Source records:
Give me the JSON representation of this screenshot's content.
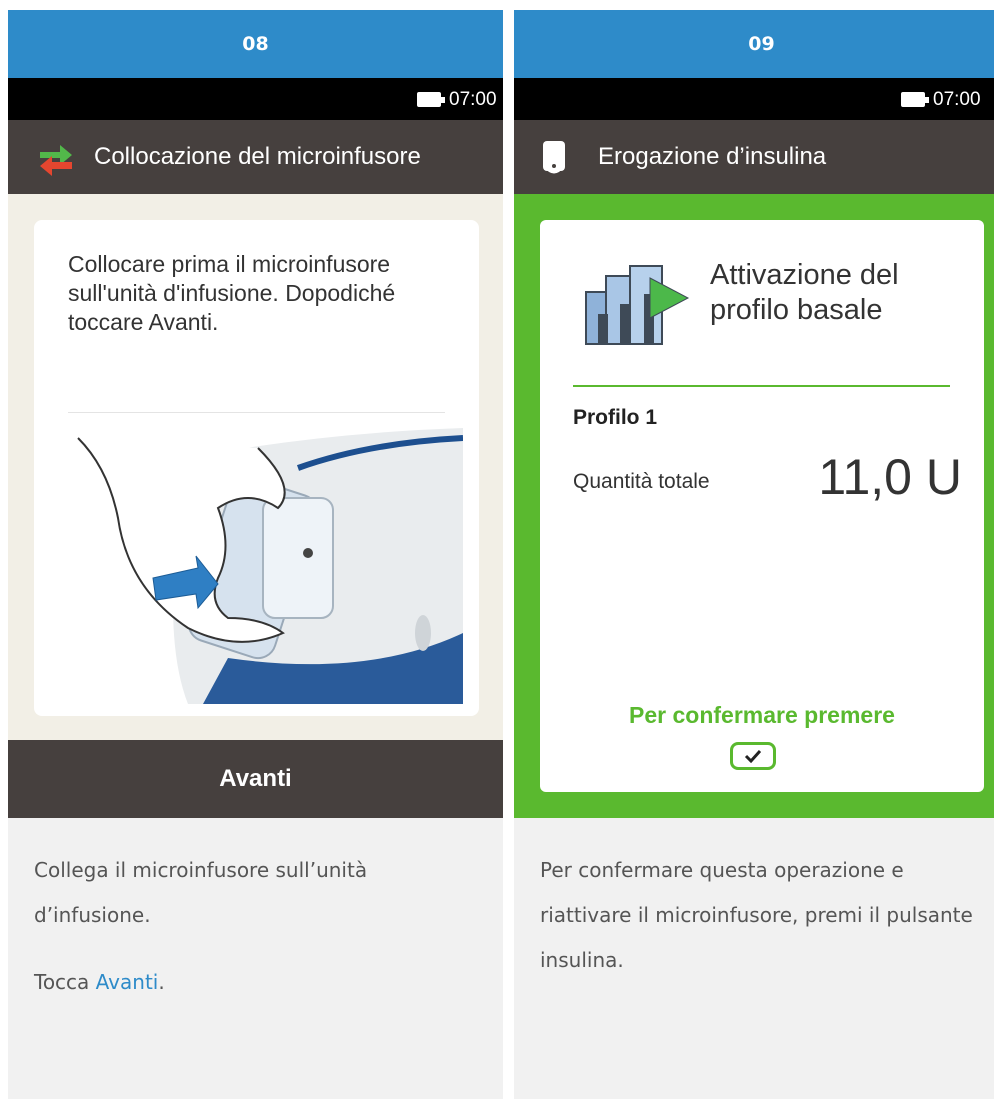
{
  "left": {
    "step_number": "08",
    "status_time": "07:00",
    "screen_title": "Collocazione del microinfusore",
    "message": "Collocare prima il microinfusore sull'unità d'infusione. Dopodiché toccare Avanti.",
    "next_button_label": "Avanti",
    "description": {
      "line1": "Collega il microinfusore sull’unità d’infusione.",
      "line2_prefix": "Tocca ",
      "line2_link": "Avanti",
      "line2_suffix": "."
    }
  },
  "right": {
    "step_number": "09",
    "status_time": "07:00",
    "screen_title": "Erogazione d’insulina",
    "card_title_line1": "Attivazione del",
    "card_title_line2": "profilo basale",
    "profile_name": "Profilo 1",
    "total_label": "Quantità totale",
    "total_value": "11,0 U",
    "confirm_hint": "Per confermare premere",
    "description": "Per confermare questa operazione e riattivare il microinfusore, premi il pulsante insulina."
  },
  "icons": {
    "swap": "swap-arrows-icon",
    "pump": "insulin-pump-icon",
    "basal_profile": "basal-profile-play-icon",
    "battery": "battery-icon",
    "check": "check-icon"
  },
  "colors": {
    "step_header": "#2e8bc9",
    "title_bar": "#46403e",
    "confirm_green": "#5ab92f",
    "background_beige": "#f2efe6",
    "link": "#2e8bc9"
  }
}
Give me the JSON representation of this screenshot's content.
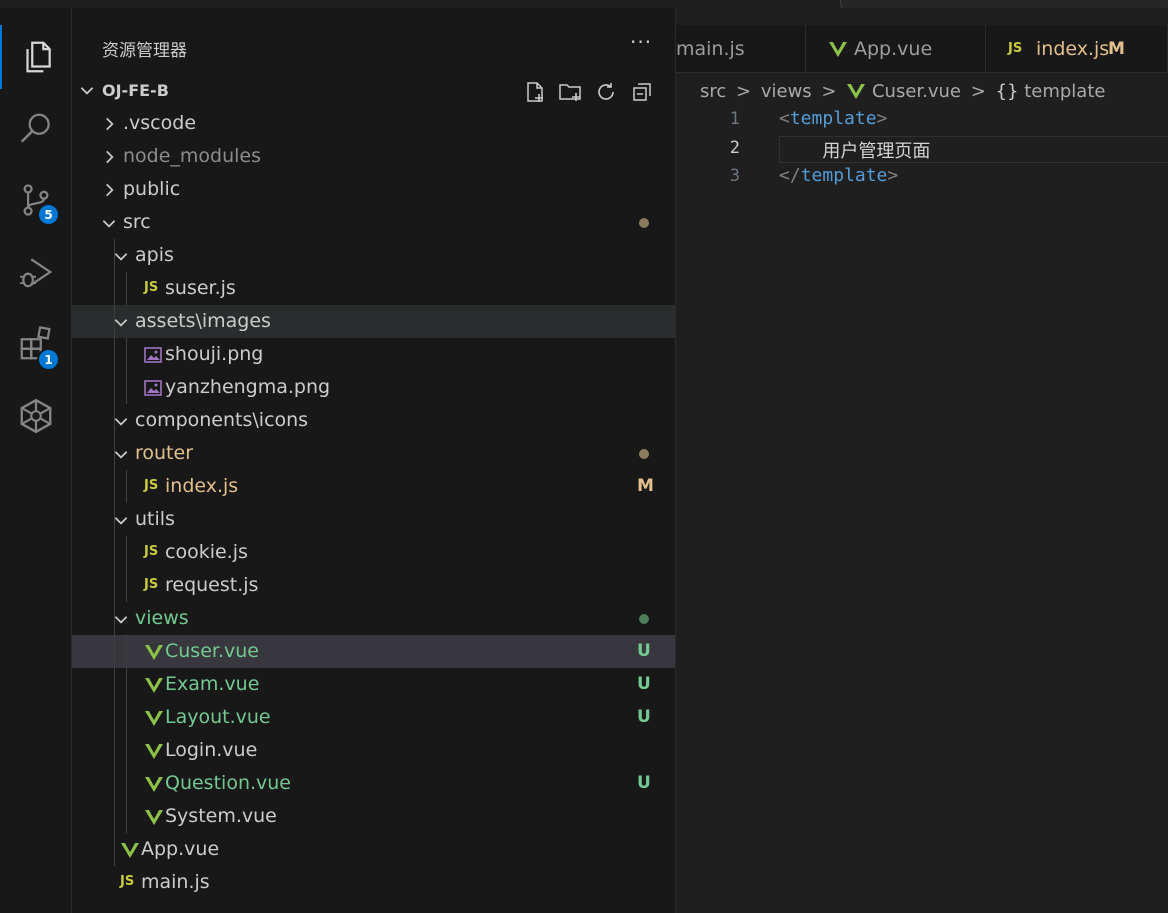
{
  "explorer": {
    "title": "资源管理器",
    "more": "···",
    "project": "OJ-FE-B"
  },
  "activity": {
    "source_control_badge": "5",
    "extensions_badge": "1"
  },
  "tree": [
    {
      "label": ".vscode",
      "kind": "folder",
      "expanded": false,
      "color": "#cccccc"
    },
    {
      "label": "node_modules",
      "kind": "folder",
      "expanded": false,
      "color": "#8c8c8c"
    },
    {
      "label": "public",
      "kind": "folder",
      "expanded": false,
      "color": "#cccccc"
    },
    {
      "label": "src",
      "kind": "folder",
      "expanded": true,
      "color": "#cccccc",
      "decoration": "dot",
      "deco_color": "#8a7b5c"
    },
    {
      "label": "apis",
      "kind": "folder",
      "expanded": true,
      "color": "#cccccc"
    },
    {
      "label": "suser.js",
      "kind": "js",
      "color": "#cccccc"
    },
    {
      "label": "assets\\images",
      "kind": "folder",
      "expanded": true,
      "color": "#cccccc"
    },
    {
      "label": "shouji.png",
      "kind": "image",
      "color": "#cccccc"
    },
    {
      "label": "yanzhengma.png",
      "kind": "image",
      "color": "#cccccc"
    },
    {
      "label": "components\\icons",
      "kind": "folder",
      "expanded": true,
      "color": "#cccccc"
    },
    {
      "label": "router",
      "kind": "folder",
      "expanded": true,
      "color": "#e2c08d",
      "decoration": "dot",
      "deco_color": "#8a7b5c"
    },
    {
      "label": "index.js",
      "kind": "js",
      "color": "#e2c08d",
      "decoration": "M",
      "deco_color": "#e2c08d"
    },
    {
      "label": "utils",
      "kind": "folder",
      "expanded": true,
      "color": "#cccccc"
    },
    {
      "label": "cookie.js",
      "kind": "js",
      "color": "#cccccc"
    },
    {
      "label": "request.js",
      "kind": "js",
      "color": "#cccccc"
    },
    {
      "label": "views",
      "kind": "folder",
      "expanded": true,
      "color": "#73c991",
      "decoration": "dot",
      "deco_color": "#4f7d5a"
    },
    {
      "label": "Cuser.vue",
      "kind": "vue",
      "color": "#73c991",
      "decoration": "U",
      "deco_color": "#73c991"
    },
    {
      "label": "Exam.vue",
      "kind": "vue",
      "color": "#73c991",
      "decoration": "U",
      "deco_color": "#73c991"
    },
    {
      "label": "Layout.vue",
      "kind": "vue",
      "color": "#73c991",
      "decoration": "U",
      "deco_color": "#73c991"
    },
    {
      "label": "Login.vue",
      "kind": "vue",
      "color": "#cccccc"
    },
    {
      "label": "Question.vue",
      "kind": "vue",
      "color": "#73c991",
      "decoration": "U",
      "deco_color": "#73c991"
    },
    {
      "label": "System.vue",
      "kind": "vue",
      "color": "#cccccc"
    },
    {
      "label": "App.vue",
      "kind": "vue",
      "color": "#cccccc"
    },
    {
      "label": "main.js",
      "kind": "js",
      "color": "#cccccc"
    }
  ],
  "icon_labels": {
    "js": "JS"
  },
  "tabs": [
    {
      "label": "main.js",
      "color": "#9d9d9d"
    },
    {
      "label": "App.vue",
      "color": "#9d9d9d"
    },
    {
      "label": "index.js",
      "color": "#e2c08d",
      "decoration": "M"
    }
  ],
  "breadcrumb": {
    "parts": [
      "src",
      "views",
      "Cuser.vue",
      "template"
    ],
    "separator": ">",
    "template_icon": "{}"
  },
  "code_lines": [
    {
      "number": "1",
      "text": "<template>"
    },
    {
      "number": "2",
      "text": "    用户管理页面"
    },
    {
      "number": "3",
      "text": "</template>"
    }
  ],
  "colors": {
    "accent": "#0078d4",
    "vue": "#8dc149",
    "js": "#cbcb41",
    "tag": "#569cd6",
    "bracket": "#808080"
  }
}
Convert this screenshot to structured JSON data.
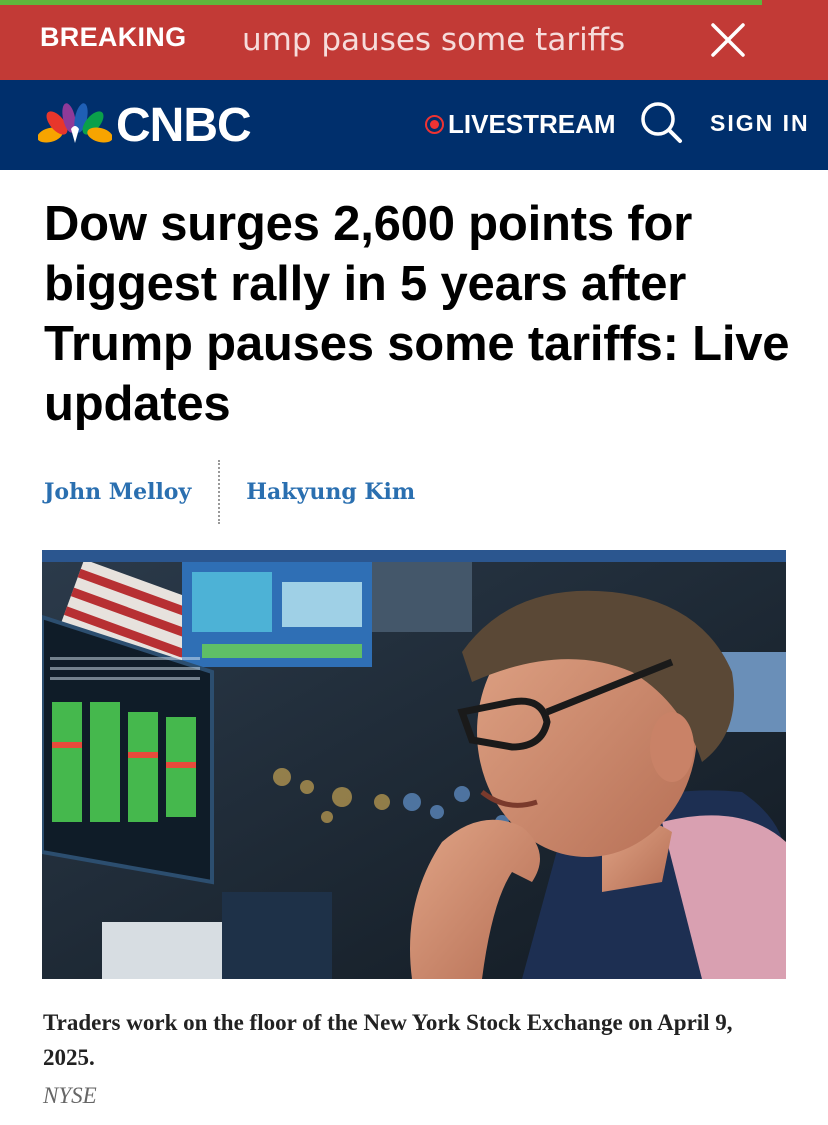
{
  "breaking": {
    "tag": "BREAKING",
    "ticker": "ump pauses some tariffs",
    "close_icon": "close-icon",
    "progress": 0.92,
    "colors": {
      "background": "#c23a36",
      "progress": "#5fb53c"
    }
  },
  "header": {
    "logo": "CNBC",
    "logo_icon": "peacock-icon",
    "livestream": "LIVESTREAM",
    "search_icon": "search-icon",
    "sign_in": "SIGN IN",
    "background": "#002f6c"
  },
  "article": {
    "headline": "Dow surges 2,600 points for biggest rally in 5 years after Trump pauses some tariffs: Live updates",
    "authors": [
      "John Melloy",
      "Hakyung Kim"
    ],
    "caption": "Traders work on the floor of the New York Stock Exchange on April 9, 2025.",
    "credit": "NYSE",
    "accent": "#2b568f"
  }
}
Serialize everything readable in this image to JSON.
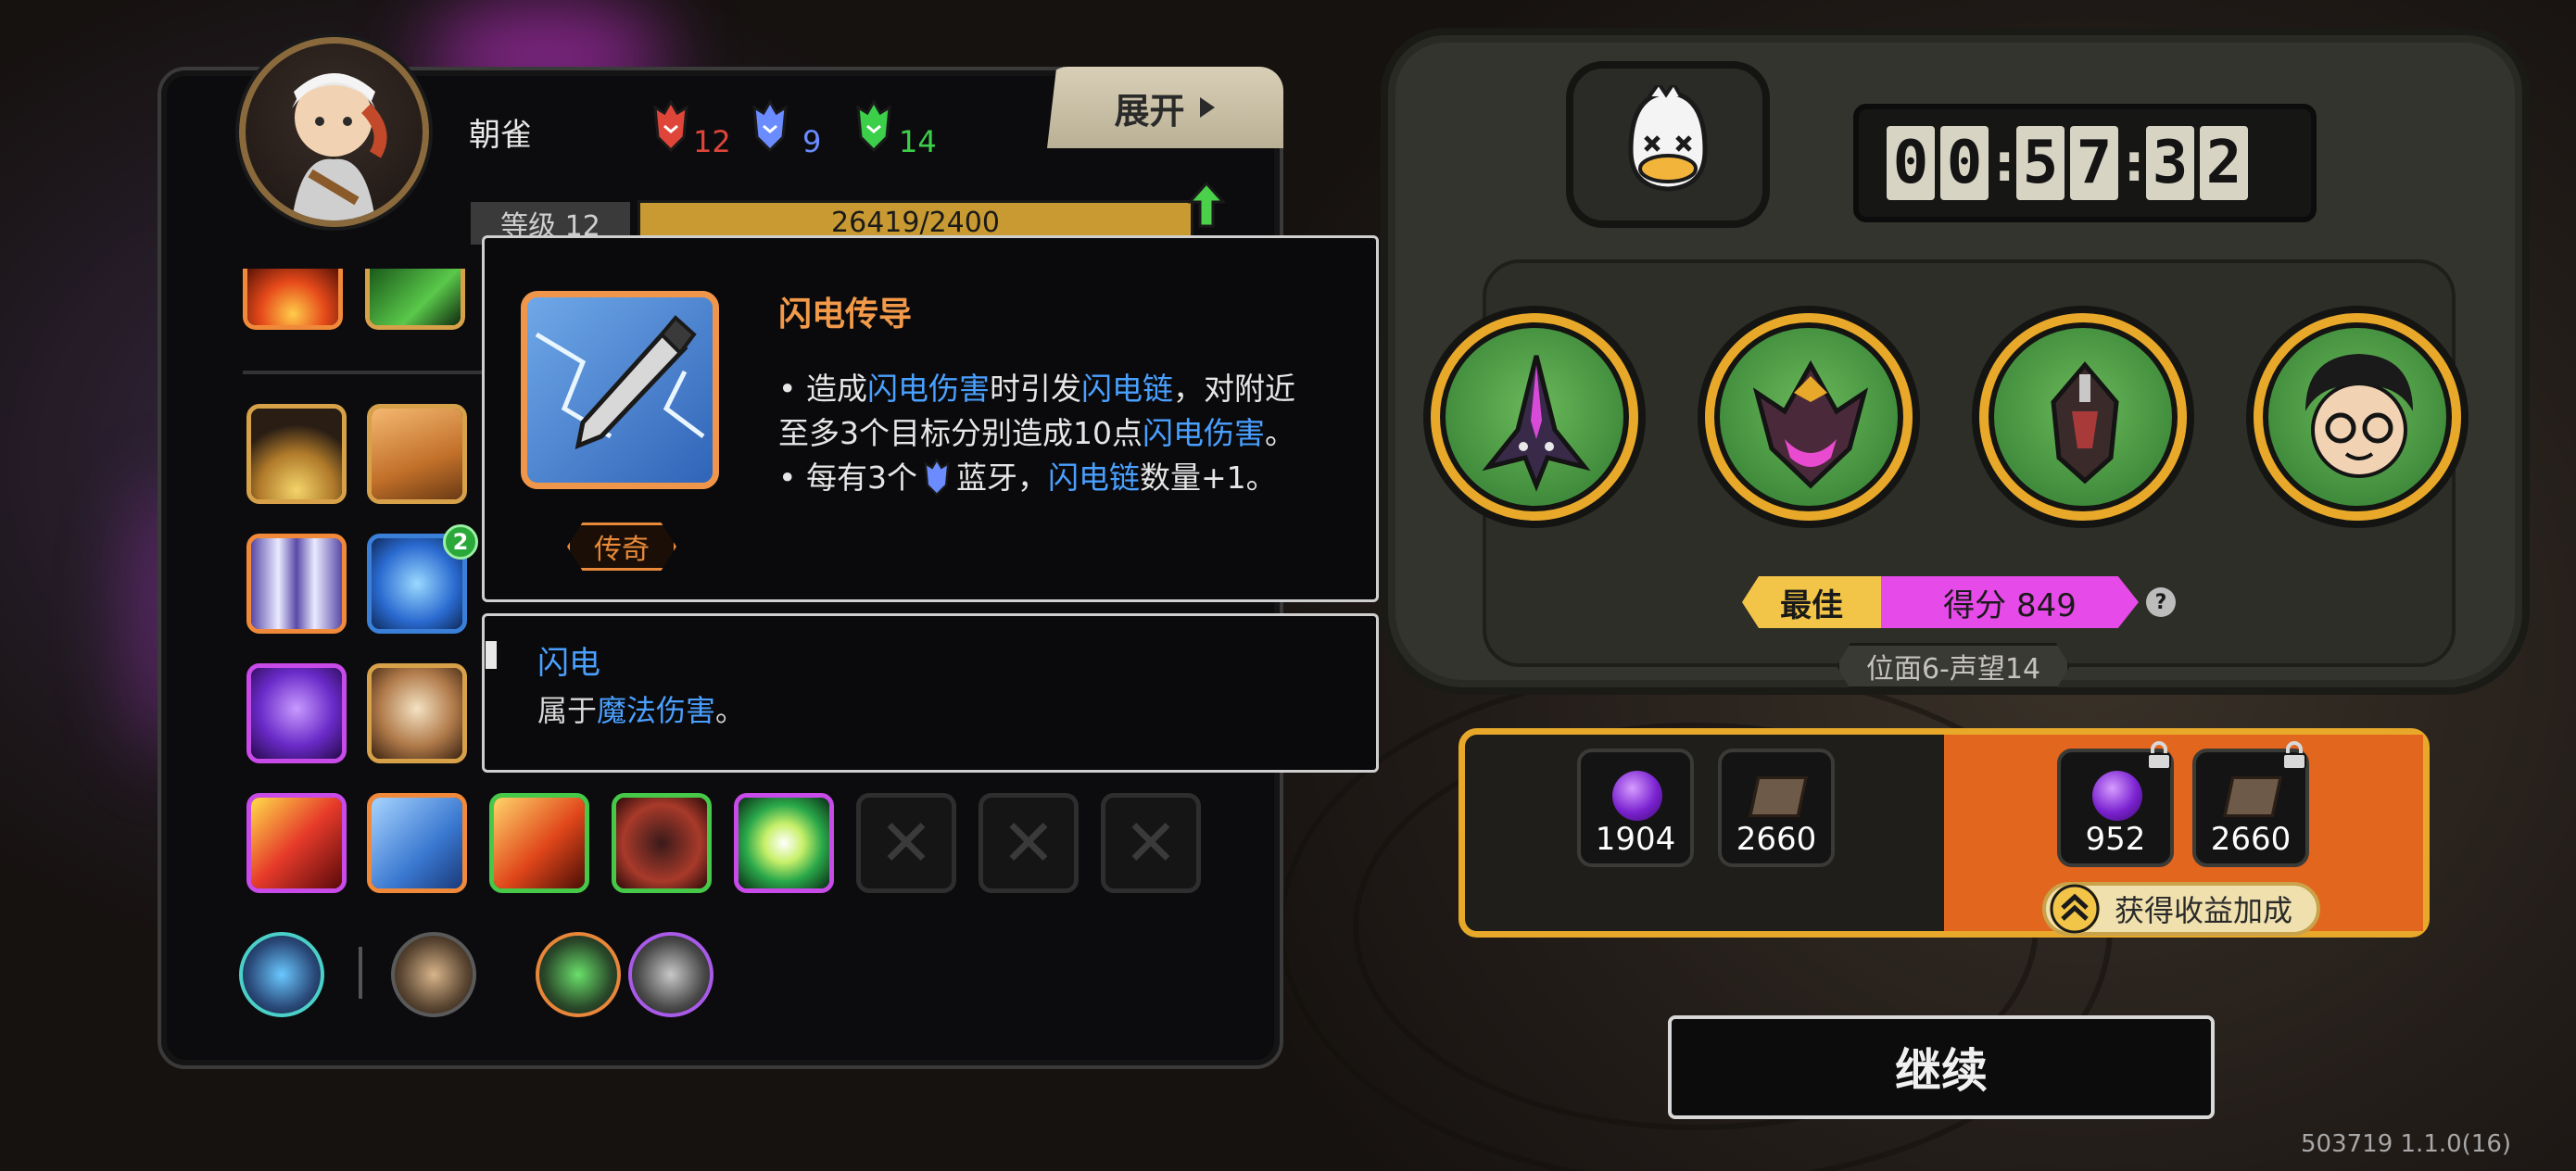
{
  "player": {
    "name": "朝雀",
    "level_label": "等级 12",
    "exp_text": "26419/2400",
    "gems": [
      {
        "color": "red",
        "hex": "#e0453a",
        "count": "12"
      },
      {
        "color": "blue",
        "hex": "#6a8cff",
        "count": "9"
      },
      {
        "color": "green",
        "hex": "#3ccf4a",
        "count": "14"
      }
    ]
  },
  "expand_button": {
    "label": "展开",
    "icon": "triangle-right-icon"
  },
  "skill_slots": {
    "level_badge": "2",
    "empty_slots": 3
  },
  "tooltip": {
    "title": "闪电传导",
    "rarity": "传奇",
    "line1_prefix": "• 造成",
    "line1_hl1": "闪电伤害",
    "line1_mid": "时引发",
    "line1_hl2": "闪电链",
    "line1_suffix": "，对附近",
    "line2_prefix": "至多3个目标分别造成10点",
    "line2_hl": "闪电伤害",
    "line2_suffix": "。",
    "line3_prefix": "• 每有3个",
    "line3_mid": "蓝牙，",
    "line3_hl": "闪电链",
    "line3_suffix": "数量+1。"
  },
  "tag_tooltip": {
    "title": "闪电",
    "desc_prefix": "属于",
    "desc_hl": "魔法伤害",
    "desc_suffix": "。"
  },
  "timer": {
    "digits": [
      "0",
      "0",
      "5",
      "7",
      "3",
      "2"
    ]
  },
  "party_icons": [
    "drake-icon",
    "horned-beast-icon",
    "armored-drake-icon",
    "curly-hair-glasses-icon"
  ],
  "score": {
    "best_label": "最佳",
    "score_text": "得分 849",
    "help": "?"
  },
  "location": "位面6-声望14",
  "rewards": {
    "base": [
      {
        "icon": "purple-orb-icon",
        "value": "1904"
      },
      {
        "icon": "book-icon",
        "value": "2660"
      }
    ],
    "bonus": [
      {
        "icon": "purple-orb-icon",
        "value": "952"
      },
      {
        "icon": "book-icon",
        "value": "2660"
      }
    ],
    "bonus_button": "获得收益加成"
  },
  "continue_label": "继续",
  "version": "503719 1.1.0(16)"
}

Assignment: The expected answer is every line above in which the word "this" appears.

Task solution:
Give me the JSON representation of this screenshot's content.
Give me the JSON representation of this screenshot's content.
Convert this screenshot to structured JSON data.
Serialize everything readable in this image to JSON.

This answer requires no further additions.